About 13 months ago, Google introduced its Transparency Report, which shows the number of government inquiries for info about users, and requests for Google to take down or censor content. It also includes interactive traffic graphs that show info about traffic to Google around the world.
Back in the summer, Google updated the report with a new design and added details.
Today, Google announced that it is now providing even more data, specifically in the Government Requests tool. Google is now showing numbers for requests it received for the first half of 2011, and for the first time, is showing the number of users or accounts that are specified in government requests.
"We also recently released the raw data behind the requests," says Google Senior Policy Analyst Dorothy Chou. "Interested developers and researchers can now take this data and revisualize it in different ways, or mash it up with information from other organizations to test and draw up new hypotheses about government behaviors online."

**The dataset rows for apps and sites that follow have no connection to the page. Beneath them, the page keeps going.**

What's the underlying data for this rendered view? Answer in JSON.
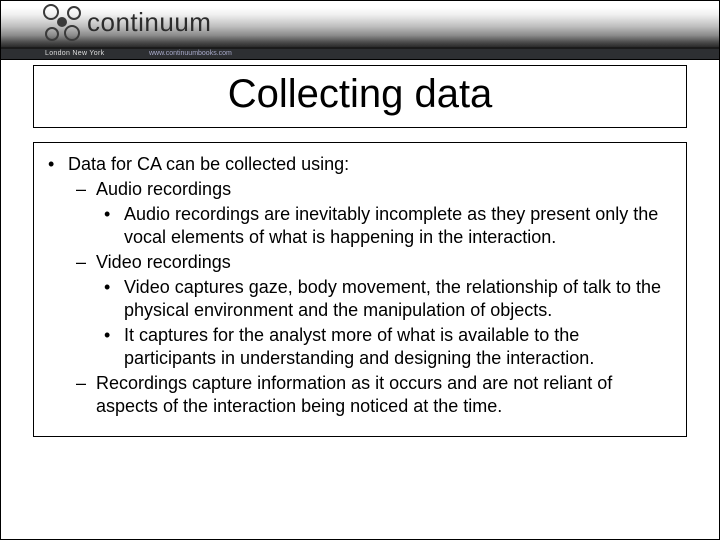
{
  "header": {
    "brand": "continuum",
    "cities": "London   New York",
    "url": "www.continuumbooks.com"
  },
  "title": "Collecting data",
  "content": {
    "l1_intro": "Data for CA can be collected using:",
    "audio_label": "Audio recordings",
    "audio_point1": "Audio recordings are inevitably incomplete as they present only the vocal elements of what is happening in the interaction.",
    "video_label": "Video recordings",
    "video_point1": "Video captures gaze, body movement, the relationship of talk to the physical environment and the manipulation of objects.",
    "video_point2": "It captures for the analyst more of what is available to the participants in understanding and designing the interaction.",
    "recordings_note": "Recordings capture information as it occurs and are not reliant of aspects of the interaction being noticed at the time."
  }
}
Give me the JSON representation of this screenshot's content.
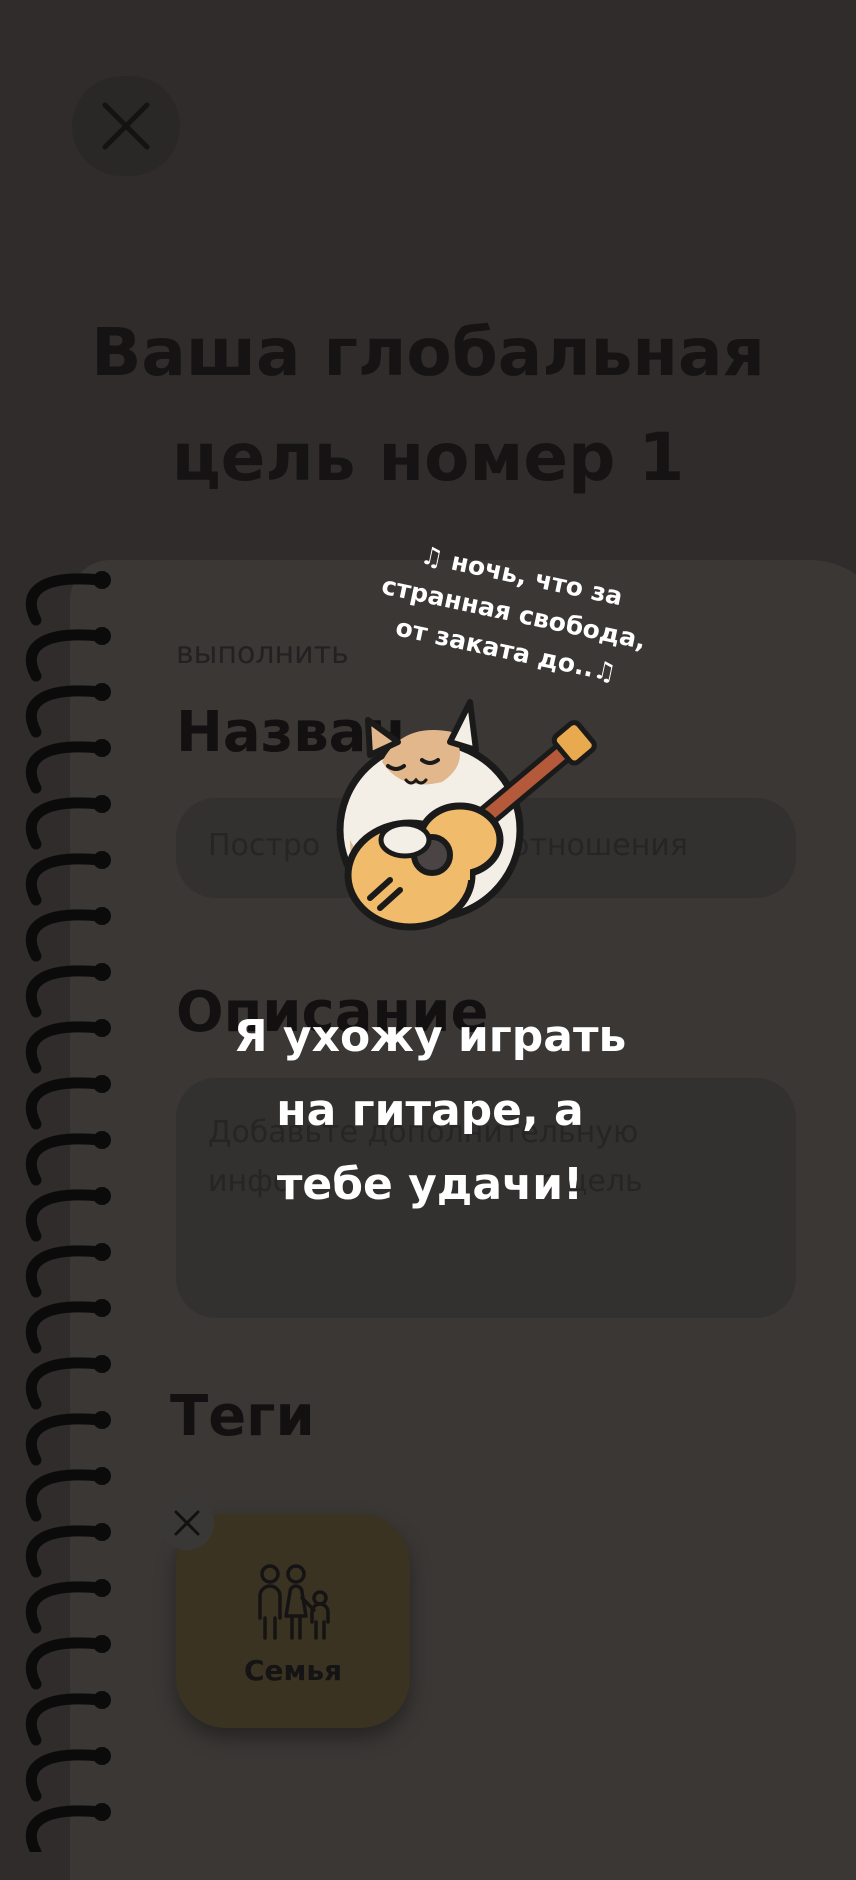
{
  "screen": {
    "goal_title_line1": "Ваша глобальная",
    "goal_title_line2": "цель номер 1",
    "subtitle": "выполнить",
    "name_label": "Назван",
    "name_placeholder": "Постро                    отношения",
    "description_label": "Описание",
    "description_placeholder_line1": "Добавьте дополнительную",
    "description_placeholder_line2": "инфо                          о цель",
    "tags_label": "Теги",
    "tags": [
      {
        "label": "Семья",
        "icon": "family-icon"
      }
    ]
  },
  "overlay": {
    "song_line1": "♫ ночь, что за",
    "song_line2": "странная свобода,",
    "song_line3": "от заката до..♫",
    "message_line1": "Я ухожу играть",
    "message_line2": "на гитаре, а",
    "message_line3": "тебе удачи!",
    "illustration": "cat-with-guitar"
  },
  "colors": {
    "background": "#2f2c2b",
    "sheet": "#3a3735",
    "tag_background": "#3b3322",
    "overlay_text": "#ffffff"
  }
}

"We believe that providing this level of detail highlights the need to modernize laws like the Electronic Communications Privacy Act, which regulates government access to user information and was written 25 years ago—long before the average person had ever heard of email," adds Chou. "Yet at the end of the day, the information that we’re disclosing offers only a limited snapshot. We hope others join us in the effort to provide more transparency, so we’ll be better able to see the bigger picture of how regulatory environments affect the entire web."

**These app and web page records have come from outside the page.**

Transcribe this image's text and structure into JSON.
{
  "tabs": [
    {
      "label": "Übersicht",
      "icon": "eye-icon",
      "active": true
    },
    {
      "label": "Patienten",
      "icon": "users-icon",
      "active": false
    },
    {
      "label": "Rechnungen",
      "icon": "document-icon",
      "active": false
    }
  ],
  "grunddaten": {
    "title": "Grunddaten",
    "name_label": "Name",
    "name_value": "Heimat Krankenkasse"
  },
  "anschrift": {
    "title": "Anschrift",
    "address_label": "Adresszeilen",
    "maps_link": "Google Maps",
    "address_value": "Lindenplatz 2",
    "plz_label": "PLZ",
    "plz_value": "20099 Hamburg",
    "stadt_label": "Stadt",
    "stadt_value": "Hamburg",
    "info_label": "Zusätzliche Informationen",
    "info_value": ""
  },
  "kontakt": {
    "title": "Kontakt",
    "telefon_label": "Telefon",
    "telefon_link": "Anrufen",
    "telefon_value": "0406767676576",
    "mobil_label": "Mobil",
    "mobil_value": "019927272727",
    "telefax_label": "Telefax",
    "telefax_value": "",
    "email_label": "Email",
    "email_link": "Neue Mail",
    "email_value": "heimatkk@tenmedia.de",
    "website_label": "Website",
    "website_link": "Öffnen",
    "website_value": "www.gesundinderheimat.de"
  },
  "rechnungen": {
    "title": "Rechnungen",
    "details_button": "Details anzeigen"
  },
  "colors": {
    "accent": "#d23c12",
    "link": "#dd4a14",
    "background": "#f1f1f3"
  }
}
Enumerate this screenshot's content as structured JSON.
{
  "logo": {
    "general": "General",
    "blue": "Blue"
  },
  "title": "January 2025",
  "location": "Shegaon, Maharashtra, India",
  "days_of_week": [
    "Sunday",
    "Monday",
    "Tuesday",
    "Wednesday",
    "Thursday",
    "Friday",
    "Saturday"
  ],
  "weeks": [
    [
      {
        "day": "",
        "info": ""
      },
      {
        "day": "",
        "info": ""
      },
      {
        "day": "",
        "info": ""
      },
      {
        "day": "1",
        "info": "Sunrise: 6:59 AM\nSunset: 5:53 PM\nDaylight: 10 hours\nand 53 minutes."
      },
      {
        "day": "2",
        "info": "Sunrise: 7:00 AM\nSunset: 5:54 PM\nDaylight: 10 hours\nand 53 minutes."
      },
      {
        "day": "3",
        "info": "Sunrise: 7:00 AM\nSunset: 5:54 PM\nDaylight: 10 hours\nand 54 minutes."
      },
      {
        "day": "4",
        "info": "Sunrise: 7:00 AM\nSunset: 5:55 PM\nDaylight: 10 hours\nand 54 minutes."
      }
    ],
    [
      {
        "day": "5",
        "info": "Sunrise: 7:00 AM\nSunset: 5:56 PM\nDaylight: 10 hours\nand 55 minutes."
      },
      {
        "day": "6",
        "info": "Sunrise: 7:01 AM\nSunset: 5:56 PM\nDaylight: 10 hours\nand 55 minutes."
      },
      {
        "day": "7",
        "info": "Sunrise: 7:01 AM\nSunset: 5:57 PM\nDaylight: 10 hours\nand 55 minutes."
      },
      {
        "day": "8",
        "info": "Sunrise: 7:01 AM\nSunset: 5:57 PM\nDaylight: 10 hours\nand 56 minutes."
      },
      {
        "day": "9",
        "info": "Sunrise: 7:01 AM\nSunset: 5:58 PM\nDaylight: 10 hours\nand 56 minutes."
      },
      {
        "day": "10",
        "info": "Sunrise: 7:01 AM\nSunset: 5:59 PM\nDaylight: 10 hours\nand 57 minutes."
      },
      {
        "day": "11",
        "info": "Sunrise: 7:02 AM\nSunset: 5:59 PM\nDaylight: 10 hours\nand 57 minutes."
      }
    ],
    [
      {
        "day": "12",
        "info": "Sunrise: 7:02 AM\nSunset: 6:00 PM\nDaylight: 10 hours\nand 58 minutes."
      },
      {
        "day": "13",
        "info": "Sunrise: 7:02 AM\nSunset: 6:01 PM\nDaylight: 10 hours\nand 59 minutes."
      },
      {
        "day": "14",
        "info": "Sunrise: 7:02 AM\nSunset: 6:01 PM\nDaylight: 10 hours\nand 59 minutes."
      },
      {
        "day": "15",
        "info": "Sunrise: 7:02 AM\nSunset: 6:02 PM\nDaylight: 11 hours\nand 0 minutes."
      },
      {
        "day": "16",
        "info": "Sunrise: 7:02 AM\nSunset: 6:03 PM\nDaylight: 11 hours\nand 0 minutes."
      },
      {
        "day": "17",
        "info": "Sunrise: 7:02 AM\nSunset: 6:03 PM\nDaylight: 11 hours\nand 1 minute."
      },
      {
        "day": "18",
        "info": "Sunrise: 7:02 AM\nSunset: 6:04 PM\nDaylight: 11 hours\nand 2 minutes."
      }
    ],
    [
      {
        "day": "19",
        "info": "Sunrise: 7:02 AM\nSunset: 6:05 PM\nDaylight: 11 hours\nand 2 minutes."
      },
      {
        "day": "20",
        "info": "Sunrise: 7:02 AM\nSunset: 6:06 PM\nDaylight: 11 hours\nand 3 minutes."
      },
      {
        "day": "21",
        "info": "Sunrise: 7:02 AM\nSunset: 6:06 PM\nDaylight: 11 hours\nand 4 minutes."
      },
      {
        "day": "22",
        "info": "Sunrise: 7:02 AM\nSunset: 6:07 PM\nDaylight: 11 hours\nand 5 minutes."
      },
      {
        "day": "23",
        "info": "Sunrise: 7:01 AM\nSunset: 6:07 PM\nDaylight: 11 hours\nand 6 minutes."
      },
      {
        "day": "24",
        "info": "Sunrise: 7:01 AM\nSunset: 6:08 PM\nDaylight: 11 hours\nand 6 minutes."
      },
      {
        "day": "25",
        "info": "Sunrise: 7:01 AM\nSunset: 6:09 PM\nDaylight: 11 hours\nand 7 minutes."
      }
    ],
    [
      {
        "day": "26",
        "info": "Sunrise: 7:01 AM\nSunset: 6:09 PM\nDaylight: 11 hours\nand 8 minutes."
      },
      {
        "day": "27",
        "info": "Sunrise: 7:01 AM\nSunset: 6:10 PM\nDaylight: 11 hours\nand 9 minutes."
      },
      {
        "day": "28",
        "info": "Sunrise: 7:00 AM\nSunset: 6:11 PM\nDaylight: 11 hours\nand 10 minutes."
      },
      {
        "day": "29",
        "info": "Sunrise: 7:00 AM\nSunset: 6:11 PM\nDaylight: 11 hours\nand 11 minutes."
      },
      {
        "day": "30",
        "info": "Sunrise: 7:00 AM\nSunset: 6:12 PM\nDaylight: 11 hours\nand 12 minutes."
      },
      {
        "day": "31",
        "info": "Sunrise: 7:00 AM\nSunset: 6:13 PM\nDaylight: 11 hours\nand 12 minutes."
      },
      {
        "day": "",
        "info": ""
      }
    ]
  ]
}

You can check out the Transparency Report here. What else would you like to see added to the report?